In their editorial piece in the most recent issue of the British Journal of Health Psychology, Psychologists Charles Vincent, Alison Weardon, and David French discuss the existing contribution of health psychology to this area and address the gaps where further contributions are yet to be made. According to the authors, approximately 50% of the incidences of patient harm that occur in healthcare settings are avoidable (e.g. prescribing errors, diagnostic errors). Already health psychologists have reduced the likelihood of patient harm occurring through providing information and interventions to healthcare professional that improve methods of diagnosis, awareness and decision-making skills, and that decrease stress and psychological trauma.
Vincent and his team suggest that despite the huge impact that health psychologists have made on improving patient safety to date, there is much more that can be done.

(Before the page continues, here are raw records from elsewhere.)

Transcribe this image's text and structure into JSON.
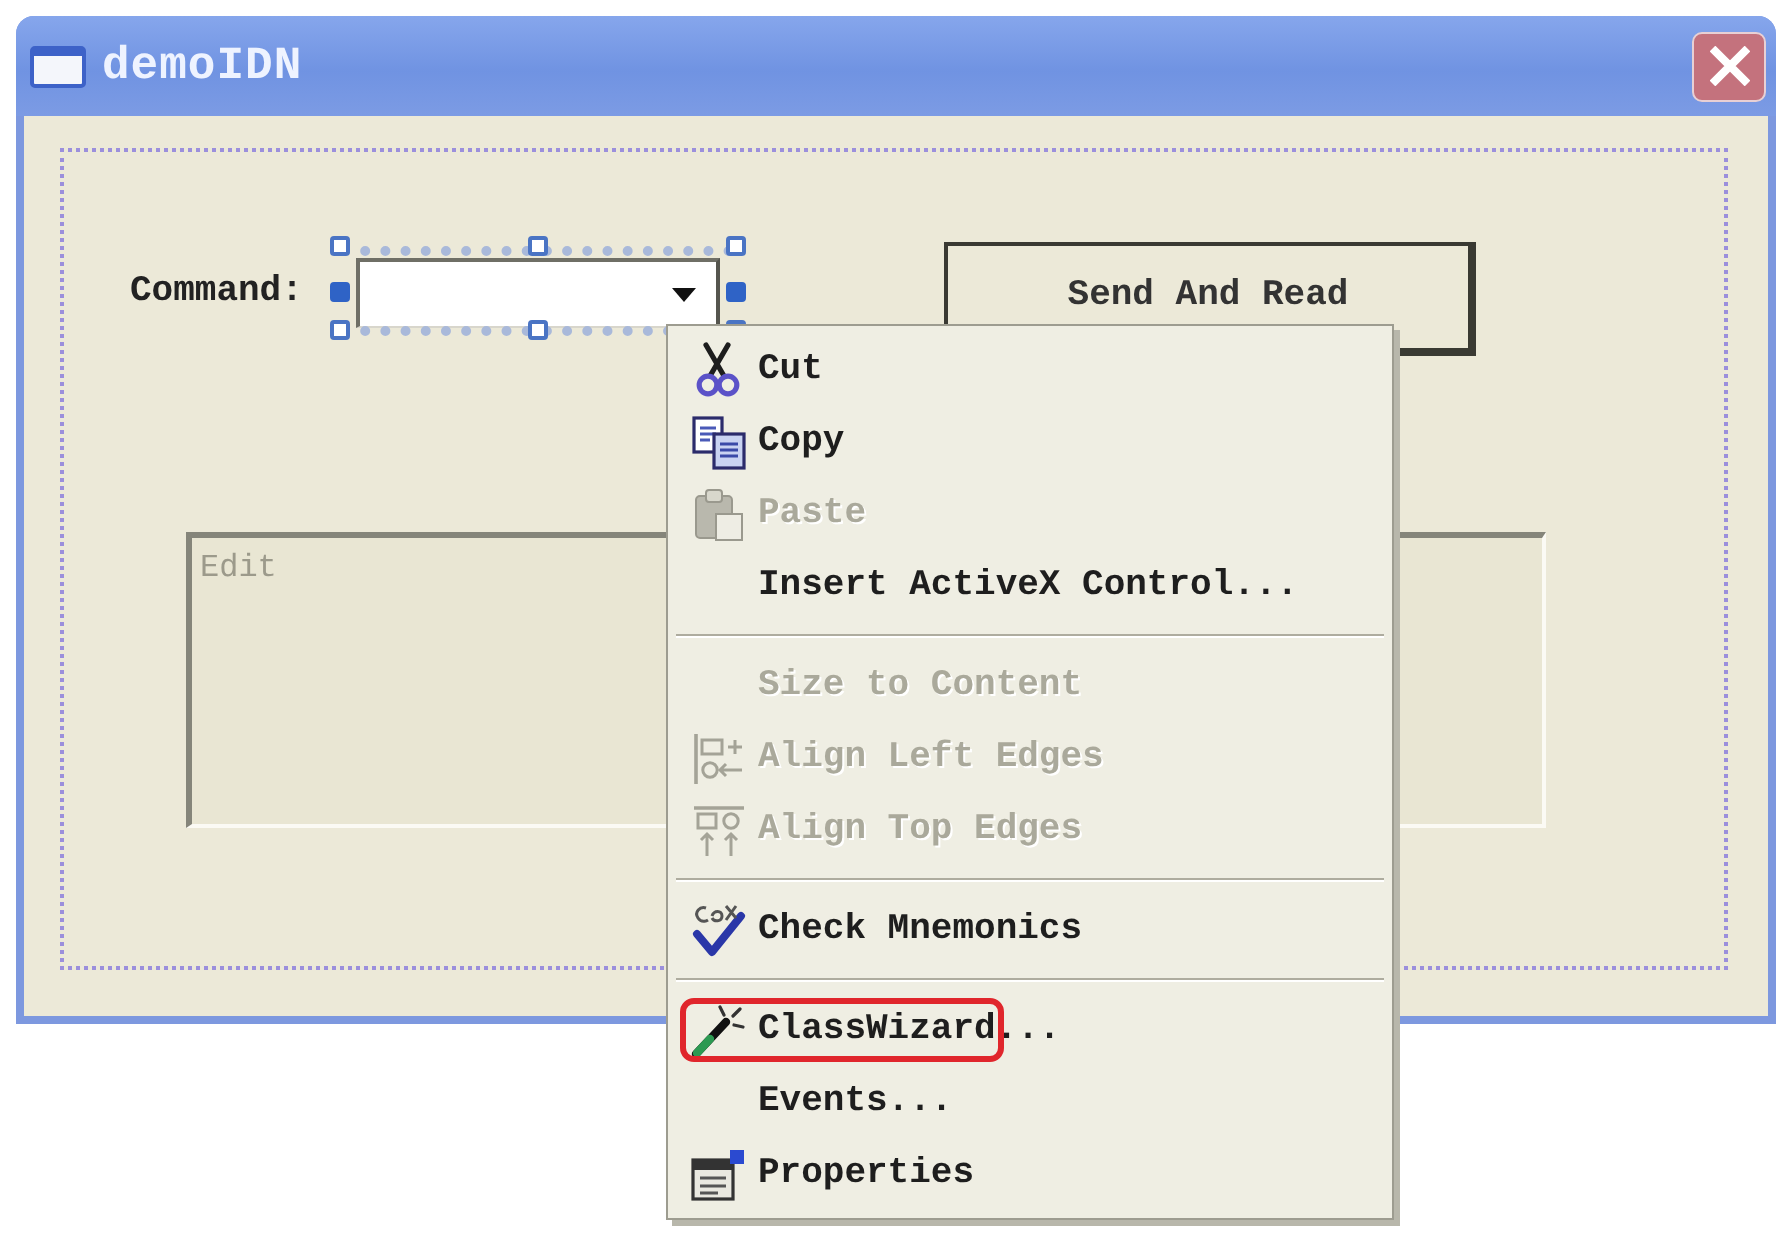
{
  "window": {
    "title": "demoIDN"
  },
  "dialog": {
    "command_label": "Command:",
    "command_combo": {
      "selected": true
    },
    "send_button": {
      "label": "Send And Read",
      "default": true
    },
    "edit_box": {
      "text": "Edit",
      "disabled": true
    }
  },
  "context_menu": {
    "groups": [
      [
        {
          "label": "Cut",
          "disabled": false,
          "highlighted": false
        },
        {
          "label": "Copy",
          "disabled": false,
          "highlighted": false
        },
        {
          "label": "Paste",
          "disabled": true,
          "highlighted": false
        },
        {
          "label": "Insert ActiveX Control...",
          "disabled": false,
          "highlighted": false
        }
      ],
      [
        {
          "label": "Size to Content",
          "disabled": true,
          "highlighted": false
        },
        {
          "label": "Align Left Edges",
          "disabled": true,
          "highlighted": false
        },
        {
          "label": "Align Top Edges",
          "disabled": true,
          "highlighted": false
        }
      ],
      [
        {
          "label": "Check Mnemonics",
          "disabled": false,
          "highlighted": false
        }
      ],
      [
        {
          "label": "ClassWizard",
          "suffix": "...",
          "disabled": false,
          "highlighted": true
        },
        {
          "label": "Events...",
          "disabled": false,
          "highlighted": false
        },
        {
          "label": "Properties",
          "disabled": false,
          "highlighted": false
        }
      ]
    ]
  }
}
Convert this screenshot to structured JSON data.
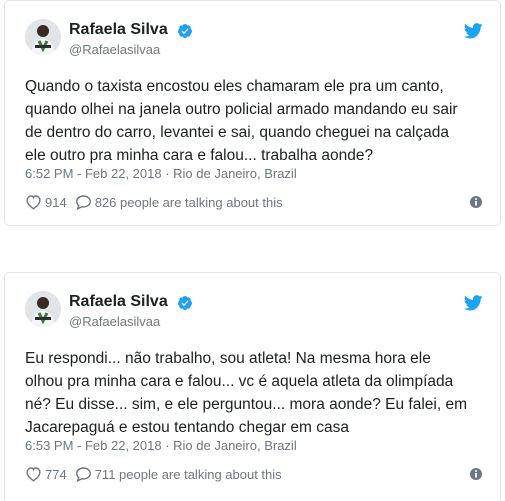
{
  "tweets": [
    {
      "author_name": "Rafaela Silva",
      "handle": "@Rafaelasilvaa",
      "text_lines": [
        "Quando o taxista encostou eles chamaram ele pra um canto,",
        "quando olhei na janela outro policial armado mandando eu sair",
        "de dentro do carro, levantei e sai, quando cheguei na calçada",
        "ele outro pra minha cara e falou... trabalha aonde?"
      ],
      "timestamp": "6:52 PM - Feb 22, 2018",
      "location": "Rio de Janeiro, Brazil",
      "likes": "914",
      "talking": "826 people are talking about this"
    },
    {
      "author_name": "Rafaela Silva",
      "handle": "@Rafaelasilvaa",
      "text_lines": [
        "Eu respondi... não trabalho, sou atleta! Na mesma hora ele",
        "olhou pra minha cara e falou... vc é aquela atleta da olimpíada",
        "né? Eu disse... sim, e ele perguntou... mora aonde? Eu falei, em",
        "Jacarepaguá e estou tentando chegar em casa"
      ],
      "timestamp": "6:53 PM - Feb 22, 2018",
      "location": "Rio de Janeiro, Brazil",
      "likes": "774",
      "talking": "711 people are talking about this"
    }
  ],
  "meta_separator": " · ",
  "colors": {
    "text": "#1c2022",
    "muted": "#697882",
    "border": "#e1e8ed",
    "twitter_blue": "#1da1f2",
    "verified_blue": "#1da1f2"
  },
  "icons": [
    "verified-badge-icon",
    "twitter-bird-icon",
    "heart-icon",
    "reply-bubble-icon",
    "info-icon"
  ]
}
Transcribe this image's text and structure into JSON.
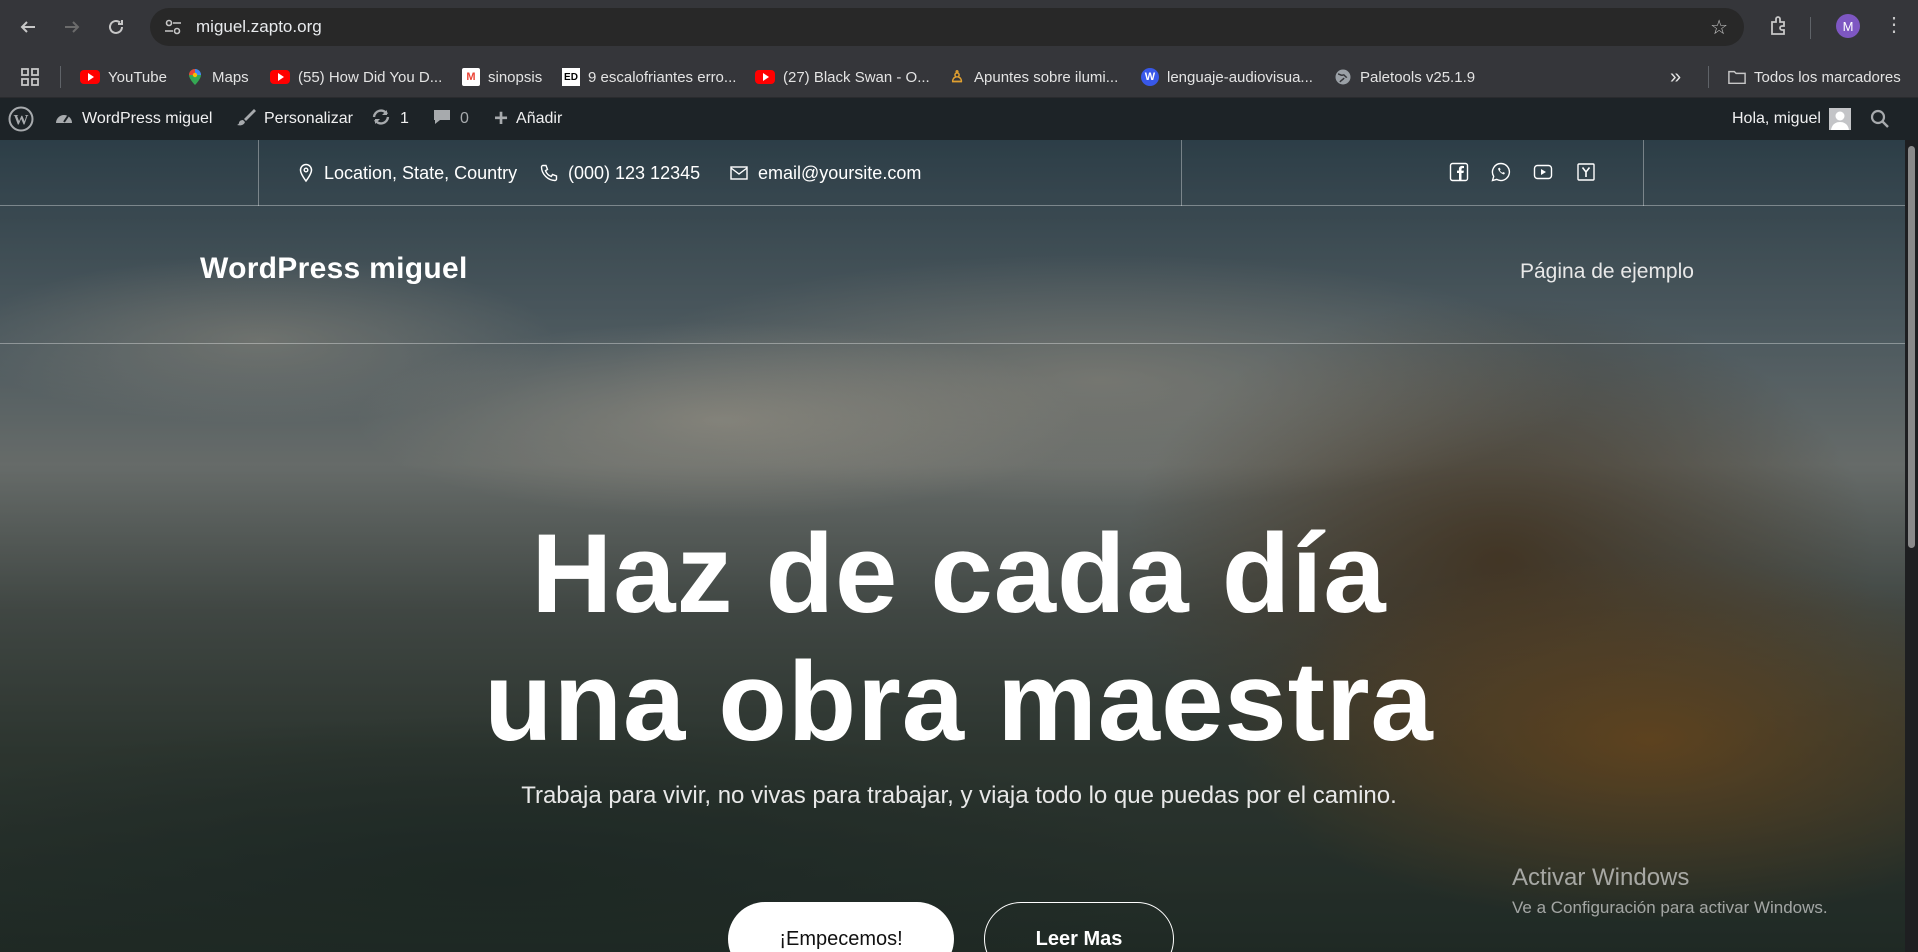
{
  "browser": {
    "url": "miguel.zapto.org",
    "profile_initial": "M",
    "bookmarks": [
      {
        "label": "YouTube",
        "icon": "youtube-icon"
      },
      {
        "label": "Maps",
        "icon": "maps-icon"
      },
      {
        "label": "(55) How Did You D...",
        "icon": "youtube-icon"
      },
      {
        "label": "sinopsis",
        "icon": "gmail-icon"
      },
      {
        "label": "9 escalofriantes erro...",
        "icon": "ed-icon"
      },
      {
        "label": "(27) Black Swan - O...",
        "icon": "youtube-icon"
      },
      {
        "label": "Apuntes sobre ilumi...",
        "icon": "figure-icon"
      },
      {
        "label": "lenguaje-audiovisua...",
        "icon": "wordpress-icon"
      },
      {
        "label": "Paletools v25.1.9",
        "icon": "globe-icon"
      }
    ],
    "overflow": "»",
    "all_bookmarks": "Todos los marcadores"
  },
  "wp_admin": {
    "site_name": "WordPress miguel",
    "customize": "Personalizar",
    "updates": "1",
    "comments": "0",
    "add_new": "Añadir",
    "greeting": "Hola, miguel"
  },
  "site": {
    "topbar": {
      "location": "Location, State, Country",
      "phone": "(000) 123 12345",
      "email": "email@yoursite.com"
    },
    "brand": "WordPress miguel",
    "menu_link": "Página de ejemplo",
    "hero_line1": "Haz de cada día",
    "hero_line2": "una obra maestra",
    "hero_sub": "Trabaja para vivir, no vivas para trabajar, y viaja todo lo que puedas por el camino.",
    "cta_primary": "¡Empecemos!",
    "cta_secondary": "Leer Mas"
  },
  "windows_watermark": {
    "title": "Activar Windows",
    "subtitle": "Ve a Configuración para activar Windows."
  }
}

Fundamentally they highlight how the core learnings that exist regarding behaviour change should be applied on wide scale basis to interventions that help health professionals to adhere to the necessary standards for healthy practice. Additionally Vincent and his colleagues argue that health psychology has the ability to utilise expert understanding about group processes to help improve leadership, team-working and overall communication in healthcare settings that include surgical teams and emergency response teams, where most patient safety issues occur. Finally, they suggest that health psychologists have a clear but yet underused role in terms of managing the aftermath of incidences of patient harm. For instance following an incident of patient harm, there may be issues regarding responsibility and guilt or unease and blame which may cause further ramifications down the line but can be avoided with effective management of medical errors.
Vincent and his colleagues conclude by arguing that this sample of suggestions for how health psychology can contribute to better healthcare in general need to be applied on a wider more structured basis than what is currently occurring. What this article highlights is the potential that psychology has in general for informing and augmenting practice in other areas of care and working that are distinct to its own. In each of the aforementioned suggestions, much of the information is already out there but has yet to be delineated into effective training and intervention programmes. Research and practice of psychology is yielding rich and practical information every day that can contribute to extensive benefits for healthcare and various other professional settings.
The full article can be accessed here
Ms. Niamh Allen, M.A. B.Sc.